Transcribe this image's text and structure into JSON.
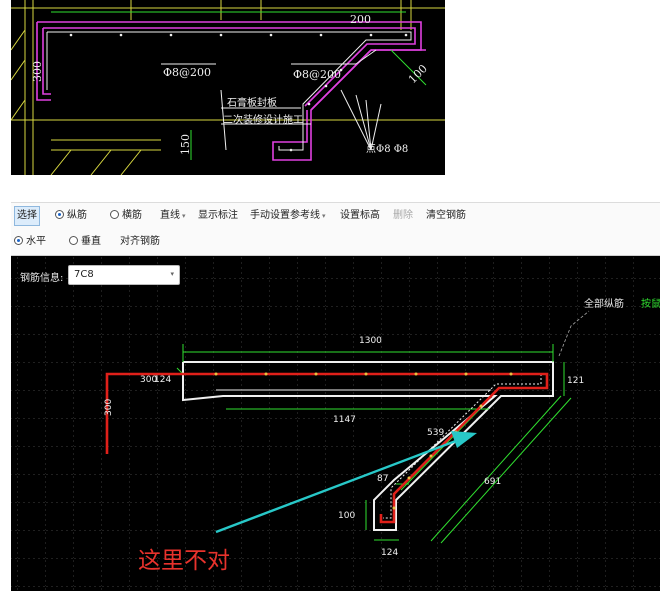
{
  "cad_view": {
    "dim_top": "200",
    "dim_left": "300",
    "rebar_label_1": "Φ8@200",
    "rebar_label_2": "Φ8@200",
    "note_line_1": "石膏板封板",
    "note_line_2": "二次装修设计施工",
    "dim_left_lower": "150",
    "dim_right": "100",
    "rebar_label_3": "点Φ8 Φ8"
  },
  "toolbar_top": {
    "select_label": "选择",
    "longitudinal_label": "纵筋",
    "transverse_label": "横筋",
    "line_label": "直线",
    "show_dim_label": "显示标注",
    "manual_ref_label": "手动设置参考线",
    "set_height_label": "设置标高",
    "delete_label": "删除",
    "clear_label": "清空钢筋"
  },
  "toolbar_second": {
    "horizontal_label": "水平",
    "vertical_label": "垂直",
    "align_label": "对齐钢筋"
  },
  "canvas": {
    "rebar_info_label": "钢筋信息:",
    "rebar_info_value": "7C8",
    "all_longitudinal_label": "全部纵筋",
    "draw_label": "按鼠",
    "dims": {
      "top": "1300",
      "left": "300",
      "left_short": "124",
      "left_vertical": "300",
      "bottom_long": "1147",
      "right": "121",
      "diag_inner": "539",
      "diag_outer": "691",
      "small": "87",
      "end_height": "100",
      "bottom_short": "124"
    }
  },
  "annotation": "这里不对",
  "colors": {
    "cad_bg": "#000000",
    "cad_magenta": "#e040e0",
    "cad_yellow": "#d8d840",
    "rebar_red": "#e0201a",
    "outline_white": "#f0f0f0",
    "dim_green": "#30e030",
    "arrow_cyan": "#28c8c8",
    "annotation_red": "#e8322c"
  }
}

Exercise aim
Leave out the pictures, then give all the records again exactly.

Result of this exercise
Transcribe this image's text and structure into JSON.
{
  "cad_view": {
    "dim_top": "200",
    "dim_left": "300",
    "rebar_label_1": "Φ8@200",
    "rebar_label_2": "Φ8@200",
    "note_line_1": "石膏板封板",
    "note_line_2": "二次装修设计施工",
    "dim_left_lower": "150",
    "dim_right": "100",
    "rebar_label_3": "点Φ8 Φ8"
  },
  "toolbar_top": {
    "select_label": "选择",
    "longitudinal_label": "纵筋",
    "transverse_label": "横筋",
    "line_label": "直线",
    "show_dim_label": "显示标注",
    "manual_ref_label": "手动设置参考线",
    "set_height_label": "设置标高",
    "delete_label": "删除",
    "clear_label": "清空钢筋"
  },
  "toolbar_second": {
    "horizontal_label": "水平",
    "vertical_label": "垂直",
    "align_label": "对齐钢筋"
  },
  "canvas": {
    "rebar_info_label": "钢筋信息:",
    "rebar_info_value": "7C8",
    "all_longitudinal_label": "全部纵筋",
    "draw_label": "按鼠",
    "dims": {
      "top": "1300",
      "left": "300",
      "left_short": "124",
      "left_vertical": "300",
      "bottom_long": "1147",
      "right": "121",
      "diag_inner": "539",
      "diag_outer": "691",
      "small": "87",
      "end_height": "100",
      "bottom_short": "124"
    }
  },
  "annotation": "这里不对",
  "colors": {
    "cad_bg": "#000000",
    "cad_magenta": "#e040e0",
    "cad_yellow": "#d8d840",
    "rebar_red": "#e0201a",
    "outline_white": "#f0f0f0",
    "dim_green": "#30e030",
    "arrow_cyan": "#28c8c8",
    "annotation_red": "#e8322c"
  }
}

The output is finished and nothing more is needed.